---------- Record set ----------

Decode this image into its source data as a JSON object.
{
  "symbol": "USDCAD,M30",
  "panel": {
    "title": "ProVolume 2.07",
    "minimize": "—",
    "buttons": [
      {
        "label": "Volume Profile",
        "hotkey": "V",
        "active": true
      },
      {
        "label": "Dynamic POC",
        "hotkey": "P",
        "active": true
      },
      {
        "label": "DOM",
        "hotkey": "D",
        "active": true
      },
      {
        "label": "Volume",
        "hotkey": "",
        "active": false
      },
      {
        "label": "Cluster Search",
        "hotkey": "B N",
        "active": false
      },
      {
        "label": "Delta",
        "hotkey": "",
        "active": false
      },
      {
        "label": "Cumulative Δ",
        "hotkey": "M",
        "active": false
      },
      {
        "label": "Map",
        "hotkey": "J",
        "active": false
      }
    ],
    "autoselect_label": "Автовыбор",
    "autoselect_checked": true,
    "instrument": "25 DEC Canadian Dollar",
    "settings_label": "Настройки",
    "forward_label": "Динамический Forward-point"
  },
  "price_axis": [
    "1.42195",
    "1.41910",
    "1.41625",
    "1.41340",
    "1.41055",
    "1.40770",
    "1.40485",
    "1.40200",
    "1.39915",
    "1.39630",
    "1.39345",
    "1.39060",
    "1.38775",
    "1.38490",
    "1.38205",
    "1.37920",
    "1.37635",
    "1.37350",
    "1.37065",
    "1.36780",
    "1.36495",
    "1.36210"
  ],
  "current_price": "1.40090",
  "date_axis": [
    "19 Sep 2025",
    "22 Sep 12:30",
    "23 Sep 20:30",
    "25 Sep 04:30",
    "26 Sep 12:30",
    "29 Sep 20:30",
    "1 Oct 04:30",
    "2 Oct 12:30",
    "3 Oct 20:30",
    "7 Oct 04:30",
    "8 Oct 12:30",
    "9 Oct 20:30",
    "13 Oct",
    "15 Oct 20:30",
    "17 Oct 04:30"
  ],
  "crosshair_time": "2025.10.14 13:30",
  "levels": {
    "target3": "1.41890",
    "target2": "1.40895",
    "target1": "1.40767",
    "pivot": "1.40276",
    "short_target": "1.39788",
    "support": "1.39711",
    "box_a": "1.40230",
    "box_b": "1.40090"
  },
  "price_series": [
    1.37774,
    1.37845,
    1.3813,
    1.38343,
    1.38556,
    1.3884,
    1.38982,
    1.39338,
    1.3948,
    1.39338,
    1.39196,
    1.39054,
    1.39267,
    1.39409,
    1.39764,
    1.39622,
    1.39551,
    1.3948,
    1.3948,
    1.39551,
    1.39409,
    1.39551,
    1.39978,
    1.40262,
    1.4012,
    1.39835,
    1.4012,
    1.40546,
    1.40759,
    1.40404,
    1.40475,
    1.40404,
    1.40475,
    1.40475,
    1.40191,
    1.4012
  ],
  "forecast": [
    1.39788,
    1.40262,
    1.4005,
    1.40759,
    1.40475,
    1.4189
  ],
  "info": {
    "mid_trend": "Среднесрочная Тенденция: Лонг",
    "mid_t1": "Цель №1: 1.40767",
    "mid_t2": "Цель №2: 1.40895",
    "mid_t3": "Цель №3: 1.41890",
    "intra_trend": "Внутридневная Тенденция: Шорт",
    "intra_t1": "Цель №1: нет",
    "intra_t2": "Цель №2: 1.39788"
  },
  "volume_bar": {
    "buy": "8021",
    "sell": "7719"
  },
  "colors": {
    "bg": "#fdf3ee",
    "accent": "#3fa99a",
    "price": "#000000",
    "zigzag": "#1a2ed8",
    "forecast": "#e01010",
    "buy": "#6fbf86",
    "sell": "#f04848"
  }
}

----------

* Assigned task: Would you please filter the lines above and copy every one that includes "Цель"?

* Written response:
    "mid_t1": "Цель №1: 1.40767",
    "mid_t2": "Цель №2: 1.40895",
    "mid_t3": "Цель №3: 1.41890",
    "intra_t1": "Цель №1: нет",
    "intra_t2": "Цель №2: 1.39788"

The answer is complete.